• [Dataset rows for apps and sites]:
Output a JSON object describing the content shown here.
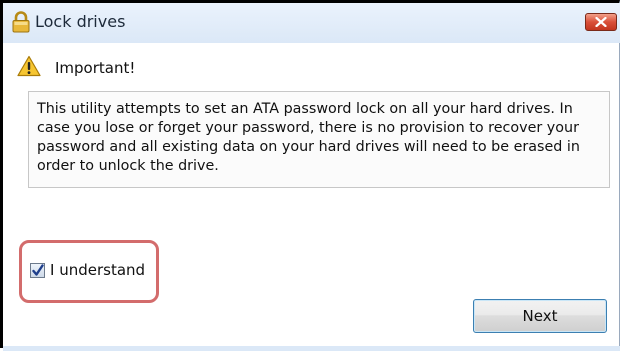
{
  "window": {
    "title": "Lock drives",
    "title_icon": "lock-icon",
    "close_icon": "close-icon"
  },
  "warning": {
    "icon": "warning-icon",
    "label": "Important!"
  },
  "message": "This utility attempts to set an ATA password lock on all your hard drives. In case you lose or forget your password, there is no provision to recover your password and all existing data on your hard drives will need to be erased in order to unlock the drive.",
  "acknowledge": {
    "label": "I understand",
    "checked": true
  },
  "actions": {
    "next_label": "Next"
  },
  "colors": {
    "titlebar": "#dbe8f7",
    "close_button": "#d9503a",
    "highlight_ring": "#d36c6c",
    "button_border": "#3c7fb1"
  }
}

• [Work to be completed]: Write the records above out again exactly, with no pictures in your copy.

• [Exercise output]:
Output a JSON object describing the content shown here.
{
  "window": {
    "title": "Lock drives",
    "title_icon": "lock-icon",
    "close_icon": "close-icon"
  },
  "warning": {
    "icon": "warning-icon",
    "label": "Important!"
  },
  "message": "This utility attempts to set an ATA password lock on all your hard drives. In case you lose or forget your password, there is no provision to recover your password and all existing data on your hard drives will need to be erased in order to unlock the drive.",
  "acknowledge": {
    "label": "I understand",
    "checked": true
  },
  "actions": {
    "next_label": "Next"
  },
  "colors": {
    "titlebar": "#dbe8f7",
    "close_button": "#d9503a",
    "highlight_ring": "#d36c6c",
    "button_border": "#3c7fb1"
  }
}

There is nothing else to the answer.